On January 17, five months after Hurricane Katrina struck New Orleans, Tulane University reopened its doors to faculty, students, and staff for the regular spring semester. Approximately 90% of registered students are back in class, and undergraduate applications for the fall of 2006 are running ahead of 2005 levels.
The Mathematics Department has resumed full operation. All faculty and most undergraduate and graduate students are back on campus, and all of the department's academic programs and research activities remain intact. The number of applications for graduate study, however, is down, in part because of the impossibility of mounting a timely recruitment campaign and in part because of misinformation in the popular media about the status of Tulane.
As the largest private employer in New Orleans, Tulane moved quickly after the hurricane to effect a renewal plan that includes a substantial restructuring of academic and administrative programs. Under the restructuring, the Mathematics Department will join the newly created School of Science and Engineering, as part of the Division of Mathematics and Compu-tational Science, in July 2006. This unit will administer the degree programs in mathematics, including the PhD in mathematics with concentration in applied mathematics, scientific computation, numerical analysis, and modeling.
Tulane's Center for Computational Science will also be part of the new School of Science and Engineering. Since its creation in 2001, CCS has operated under the direction of Don Gaver of the Biomedical Engineering Department, and Lisa Fauci and Ricardo Cortez of the Mathematics Department. External funding for CCS has come mainly from the National Institutes of Health and the National Science Foundation, and current projects are in the biological and biomedical sciences; project themes include multiscale modeling and computation of pulmonary, bone, cardiac, and biomathematical phenomena. With the math department and CCS in the same administrative unit, it is expected that interdisciplinary study will increase.

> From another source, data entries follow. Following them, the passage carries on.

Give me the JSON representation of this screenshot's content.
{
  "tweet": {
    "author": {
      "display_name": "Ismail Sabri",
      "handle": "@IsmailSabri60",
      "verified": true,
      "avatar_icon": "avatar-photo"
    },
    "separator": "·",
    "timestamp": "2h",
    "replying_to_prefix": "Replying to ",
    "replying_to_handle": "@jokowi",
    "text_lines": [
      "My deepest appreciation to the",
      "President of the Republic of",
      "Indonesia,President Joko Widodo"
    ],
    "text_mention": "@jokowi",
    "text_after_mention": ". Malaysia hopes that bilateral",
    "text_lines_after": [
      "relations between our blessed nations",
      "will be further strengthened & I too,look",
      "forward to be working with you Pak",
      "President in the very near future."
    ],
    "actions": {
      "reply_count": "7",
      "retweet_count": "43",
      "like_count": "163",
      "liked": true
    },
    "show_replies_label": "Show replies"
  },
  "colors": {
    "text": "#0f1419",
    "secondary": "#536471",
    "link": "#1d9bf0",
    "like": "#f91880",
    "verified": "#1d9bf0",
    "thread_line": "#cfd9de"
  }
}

The Mathematics Department is currently accepting applications from prospective graduate students for the fall of 2006. The SIAM community can help bring Tulane to a new level by making colleagues and students aware of these opportunities. The Mathematics Department offers NSF fellowships and teaching assistantships to incoming graduate students.

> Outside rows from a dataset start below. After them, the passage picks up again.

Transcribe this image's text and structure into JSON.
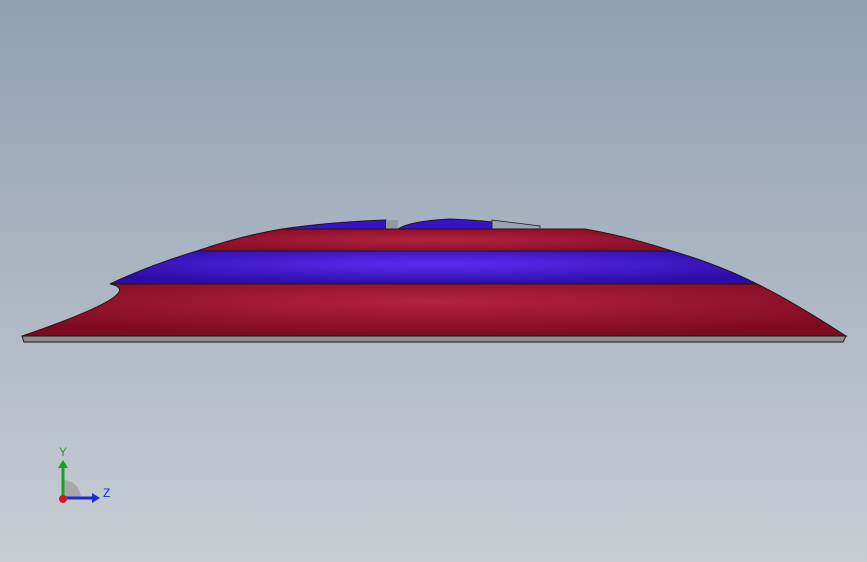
{
  "viewport": {
    "background_top": "#8fa0b3",
    "background_bottom": "#c9cdd3"
  },
  "model": {
    "colors": {
      "red": "#9a0f2a",
      "red_highlight": "#b3223f",
      "blue": "#3a12c9",
      "blue_highlight": "#5a2ef0",
      "base": "#8e8e8e",
      "edge": "#1a1a1a"
    }
  },
  "triad": {
    "y_label": "Y",
    "z_label": "Z",
    "y_color": "#18a02a",
    "z_color": "#1a2fd0",
    "x_color": "#d01a1a"
  }
}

The Division of Mathematics and Computational Science will continue to offer research opportunities for undergraduate and graduate students during the summer. NSF recently announced funding for Tulane's REU and VIGRE programs, and support for such activities is also available through individual-investigator grants. VIGRE postdocs, along with postdocs sponsored by Tulane or by individual grants, will also be part of the division.
During the most unsettling time, in the immediate aftermath of Hurricane Katrina, the mathematical sciences community was extremely generous with offers to welcome New Orleans graduate students and faculty into their programs and departments. Tulane mathematics faculty are sincerely grateful to all who offered and provided help and support.
Additional post-Katrina information can be found in video format at http://www.math.tulane.edu/newsletter/index_2006/indexSPRING2006.html or at the department's main Web site: http://www.math.tulane.edu.